The new architecture of Carlo Ratti

Who is he? An italian architect and "urban change agent"[1] who divides his time between Carlo Ratti Associati, the innovation and design studio he runs from Torino, and SENSEable City Lab, the research laboratory he leads out of the Massachusetts Institute of Technology, Boston. Ratti's design and research work overlap significantly, both focussing on the transformative effect of new technologies on... Continue Reading →

Bad architecture drives out good

Sir Thomas Gresham by Anthonis Mor van Dashorst (1565) What is it? A paraphrasing of Gresham's Law, an economic principle proposed in the 16th Century by adviser to Queen Elizabeth I, Sir Thomas Gresham. The law, bad money drives out good, described the devaluation of the precious metal content in circulating coins. When new, low... Continue Reading →

Sublimely utilitarian: The T-1000

The objective: This is the sixth in a series of posts showcasing the sublimely utilitarian. To qualify, a product must understand and address its purpose perfectly, must comprise nothing that isn’t essential. But it must also go beyond the expected - it must suprise, pleasure and delight. It must respond to this great saying: “Only do something... Continue Reading →

Sublimely utilitarian: Kitchenaid stand mixer

The objective: This is the fifth in a series of posts showcasing the sublimely utilitarian. To qualify, a product must understand and address its purpose perfectly, must comprise nothing that isn’t essential. But it must also go beyond the expected - it must suprise, pleasure and delight. It must respond to this great saying: “Only do... Continue Reading →

Gamma testing

What is it? Once upon a time, there was a dedicated team of medical researchers developing a new drug. To make sure the drug cured what it was supposed to cure, and was safe while doing so, the team subjected it to a battery of tests, first on animals then on humans. After many years,... Continue Reading →

Just in time

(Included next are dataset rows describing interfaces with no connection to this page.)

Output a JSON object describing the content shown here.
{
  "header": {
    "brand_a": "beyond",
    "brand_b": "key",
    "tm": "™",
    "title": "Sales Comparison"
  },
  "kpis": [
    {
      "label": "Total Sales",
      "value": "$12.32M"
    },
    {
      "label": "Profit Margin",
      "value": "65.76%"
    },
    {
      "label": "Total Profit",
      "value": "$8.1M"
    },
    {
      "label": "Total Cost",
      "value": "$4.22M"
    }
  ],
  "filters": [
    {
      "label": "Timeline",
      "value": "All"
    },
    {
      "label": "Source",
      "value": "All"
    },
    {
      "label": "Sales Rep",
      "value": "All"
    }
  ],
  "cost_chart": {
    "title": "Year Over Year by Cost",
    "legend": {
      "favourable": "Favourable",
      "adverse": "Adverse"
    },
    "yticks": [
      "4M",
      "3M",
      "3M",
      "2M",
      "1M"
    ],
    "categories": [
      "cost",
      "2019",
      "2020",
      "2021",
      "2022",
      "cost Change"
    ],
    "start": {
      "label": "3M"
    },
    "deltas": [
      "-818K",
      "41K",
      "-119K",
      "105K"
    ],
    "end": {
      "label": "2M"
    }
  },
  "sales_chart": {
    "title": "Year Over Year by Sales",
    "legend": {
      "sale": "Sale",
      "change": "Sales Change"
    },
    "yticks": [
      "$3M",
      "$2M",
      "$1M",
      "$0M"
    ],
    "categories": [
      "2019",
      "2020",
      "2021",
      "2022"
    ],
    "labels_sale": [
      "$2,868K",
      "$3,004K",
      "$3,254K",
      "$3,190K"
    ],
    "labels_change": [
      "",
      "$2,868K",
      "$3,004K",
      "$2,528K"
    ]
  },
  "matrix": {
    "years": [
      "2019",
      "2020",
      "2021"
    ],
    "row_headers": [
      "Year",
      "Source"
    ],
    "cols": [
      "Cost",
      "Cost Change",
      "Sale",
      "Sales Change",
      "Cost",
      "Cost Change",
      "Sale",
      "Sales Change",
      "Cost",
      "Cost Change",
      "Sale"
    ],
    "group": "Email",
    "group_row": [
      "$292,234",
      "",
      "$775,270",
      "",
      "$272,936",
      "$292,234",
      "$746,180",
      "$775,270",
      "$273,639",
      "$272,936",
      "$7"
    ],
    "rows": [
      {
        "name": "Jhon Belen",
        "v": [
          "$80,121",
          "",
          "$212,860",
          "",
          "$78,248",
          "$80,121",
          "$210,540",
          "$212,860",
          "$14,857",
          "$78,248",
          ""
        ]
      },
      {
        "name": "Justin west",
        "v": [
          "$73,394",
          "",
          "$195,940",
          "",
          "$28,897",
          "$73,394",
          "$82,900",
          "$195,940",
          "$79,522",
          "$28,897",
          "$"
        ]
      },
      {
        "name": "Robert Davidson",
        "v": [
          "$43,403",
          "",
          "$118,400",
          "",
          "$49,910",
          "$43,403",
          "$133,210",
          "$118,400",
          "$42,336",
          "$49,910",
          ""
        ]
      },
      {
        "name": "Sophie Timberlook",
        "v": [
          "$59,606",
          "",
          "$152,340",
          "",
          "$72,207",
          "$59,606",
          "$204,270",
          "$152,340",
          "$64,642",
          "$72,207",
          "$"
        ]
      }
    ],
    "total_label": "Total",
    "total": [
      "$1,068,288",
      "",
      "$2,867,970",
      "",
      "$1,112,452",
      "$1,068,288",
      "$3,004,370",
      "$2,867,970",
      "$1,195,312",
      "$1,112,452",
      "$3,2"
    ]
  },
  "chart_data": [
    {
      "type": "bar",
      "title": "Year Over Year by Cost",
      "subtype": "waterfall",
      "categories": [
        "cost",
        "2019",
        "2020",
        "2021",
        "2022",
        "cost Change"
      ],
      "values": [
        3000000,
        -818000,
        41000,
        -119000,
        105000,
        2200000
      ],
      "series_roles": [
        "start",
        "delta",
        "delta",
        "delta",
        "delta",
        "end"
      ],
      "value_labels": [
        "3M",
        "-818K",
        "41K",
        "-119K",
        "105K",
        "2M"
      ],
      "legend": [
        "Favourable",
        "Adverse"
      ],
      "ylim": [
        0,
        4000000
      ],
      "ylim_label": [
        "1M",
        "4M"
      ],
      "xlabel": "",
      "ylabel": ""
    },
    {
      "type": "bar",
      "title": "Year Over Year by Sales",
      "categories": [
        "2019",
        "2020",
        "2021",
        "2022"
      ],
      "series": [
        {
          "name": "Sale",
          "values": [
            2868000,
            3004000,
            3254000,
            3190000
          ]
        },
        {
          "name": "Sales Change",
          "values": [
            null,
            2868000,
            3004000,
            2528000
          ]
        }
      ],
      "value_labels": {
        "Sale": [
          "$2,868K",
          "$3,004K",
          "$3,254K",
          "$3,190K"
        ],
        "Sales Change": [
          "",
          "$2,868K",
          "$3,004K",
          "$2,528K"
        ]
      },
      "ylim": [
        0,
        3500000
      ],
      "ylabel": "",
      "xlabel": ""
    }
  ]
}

The Model T Ford, the first vehicle mass-produced on an assembly line What is it? Just In Time (JIT) manufacturing is an approach to manufacturing that reduces the stockpiling of parts and products to an absolute minimum, instead fabricating them only as required. This methodology necessitates a tightly integrated workflow of all aspects of production, yet... Continue Reading →

A Day Made of Glass

What is it? A short film released a few years ago by Corning, speculating on how a day in the near future may look, if it can be augmented by the interactive capabilities of high-tech glass. Corning is the manufacturer behind Gorilla Glass, the high-durability glass that fronts approximately 600 million iPhones, iPads and other... Continue Reading →

LEGO Farnsworth House

What is it? One in a series of scale models by plastic brick toy maker, LEGO, as part of their LEGO Architecture line. Farnsworth House, by Ludwig Mies van der Rohe (1951), accompanies eleven other scale models including Fallingwater by Frank Lloyd Wright (1935) and the Sydney Opera House by Jørn Utzon (1973). Better understood as artistic interpretations... Continue Reading →

Sublimely utilitarian: H.Due.O umbrella

The objective: This is the fifth in a series of posts showcasing the sublimely utilitarian. To qualify, a product must understand and address its purpose perfectly, must comprise nothing that isn’t essential. But it must also go beyond the expected - it must suprise, pleasure and delight. It must respond to this great saying: “Only do something... Continue Reading →

Create a website or blog at WordPress.com

Up ↑